Go over the lines below, and when one contains the word "name", copy it.

[Web page and app entries]
◆ ◆ ◆ ◆

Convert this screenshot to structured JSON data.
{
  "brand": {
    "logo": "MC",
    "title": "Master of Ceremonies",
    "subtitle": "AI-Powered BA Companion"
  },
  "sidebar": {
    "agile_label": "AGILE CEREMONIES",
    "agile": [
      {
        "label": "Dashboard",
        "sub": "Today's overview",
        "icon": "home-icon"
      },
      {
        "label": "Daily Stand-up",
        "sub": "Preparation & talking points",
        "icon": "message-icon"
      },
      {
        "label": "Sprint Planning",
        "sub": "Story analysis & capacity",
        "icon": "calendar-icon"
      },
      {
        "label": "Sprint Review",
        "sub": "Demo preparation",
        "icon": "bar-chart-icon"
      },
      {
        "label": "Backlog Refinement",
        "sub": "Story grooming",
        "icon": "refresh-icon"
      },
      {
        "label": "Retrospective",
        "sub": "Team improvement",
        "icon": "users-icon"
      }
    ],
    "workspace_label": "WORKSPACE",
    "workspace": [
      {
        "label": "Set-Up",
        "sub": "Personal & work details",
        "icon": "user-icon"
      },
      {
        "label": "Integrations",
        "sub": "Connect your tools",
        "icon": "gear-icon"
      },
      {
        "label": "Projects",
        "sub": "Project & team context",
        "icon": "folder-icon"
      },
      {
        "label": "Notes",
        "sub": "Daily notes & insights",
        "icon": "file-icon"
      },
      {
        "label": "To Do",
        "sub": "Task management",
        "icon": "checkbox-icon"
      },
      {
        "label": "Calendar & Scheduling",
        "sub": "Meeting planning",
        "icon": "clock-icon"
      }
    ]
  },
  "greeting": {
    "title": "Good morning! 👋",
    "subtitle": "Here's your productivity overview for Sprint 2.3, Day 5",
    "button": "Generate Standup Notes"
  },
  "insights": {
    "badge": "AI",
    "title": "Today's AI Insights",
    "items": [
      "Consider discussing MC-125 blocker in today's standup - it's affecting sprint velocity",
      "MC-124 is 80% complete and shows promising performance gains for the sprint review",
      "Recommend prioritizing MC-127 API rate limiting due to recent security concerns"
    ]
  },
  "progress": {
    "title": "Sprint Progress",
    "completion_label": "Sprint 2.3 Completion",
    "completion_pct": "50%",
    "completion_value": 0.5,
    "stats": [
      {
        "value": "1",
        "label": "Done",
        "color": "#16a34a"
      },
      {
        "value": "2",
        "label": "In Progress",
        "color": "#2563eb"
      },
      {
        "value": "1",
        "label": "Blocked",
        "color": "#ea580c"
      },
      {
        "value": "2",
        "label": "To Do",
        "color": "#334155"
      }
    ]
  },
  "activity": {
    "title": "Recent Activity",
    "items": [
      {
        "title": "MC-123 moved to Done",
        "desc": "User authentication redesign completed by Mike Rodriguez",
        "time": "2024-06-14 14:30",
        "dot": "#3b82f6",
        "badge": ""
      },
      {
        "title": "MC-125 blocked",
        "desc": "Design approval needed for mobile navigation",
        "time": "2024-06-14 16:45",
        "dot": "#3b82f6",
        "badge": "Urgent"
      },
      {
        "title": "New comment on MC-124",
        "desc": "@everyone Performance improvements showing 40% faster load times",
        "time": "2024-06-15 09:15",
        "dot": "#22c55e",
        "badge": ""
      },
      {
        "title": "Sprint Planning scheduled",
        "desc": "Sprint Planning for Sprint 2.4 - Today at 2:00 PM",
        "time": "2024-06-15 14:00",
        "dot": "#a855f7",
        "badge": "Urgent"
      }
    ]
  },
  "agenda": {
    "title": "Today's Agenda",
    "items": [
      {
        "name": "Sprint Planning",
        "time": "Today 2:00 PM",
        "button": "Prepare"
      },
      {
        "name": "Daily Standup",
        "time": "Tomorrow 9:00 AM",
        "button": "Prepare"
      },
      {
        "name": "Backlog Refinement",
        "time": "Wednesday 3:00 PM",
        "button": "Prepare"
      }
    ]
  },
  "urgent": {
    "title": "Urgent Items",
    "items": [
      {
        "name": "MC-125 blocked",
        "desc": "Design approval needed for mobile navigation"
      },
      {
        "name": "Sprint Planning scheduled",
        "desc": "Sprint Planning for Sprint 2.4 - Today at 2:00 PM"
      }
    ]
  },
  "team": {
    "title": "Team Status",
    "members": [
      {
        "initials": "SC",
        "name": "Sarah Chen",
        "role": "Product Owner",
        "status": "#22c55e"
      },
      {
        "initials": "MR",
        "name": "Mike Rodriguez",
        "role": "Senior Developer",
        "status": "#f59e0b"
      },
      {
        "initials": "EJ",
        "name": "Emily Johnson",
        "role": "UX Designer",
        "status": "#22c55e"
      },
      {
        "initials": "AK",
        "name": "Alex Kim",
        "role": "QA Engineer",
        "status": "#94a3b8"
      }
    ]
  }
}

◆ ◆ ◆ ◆

● Expected output
        "name": "Sprint Planning",
        "name": "Daily Standup",
        "name": "Backlog Refinement",
        "name": "MC-125 blocked",
        "name": "Sprint Planning scheduled",
        "name": "Sarah Chen",
        "name": "Mike Rodriguez",
        "name": "Emily Johnson",
        "name": "Alex Kim",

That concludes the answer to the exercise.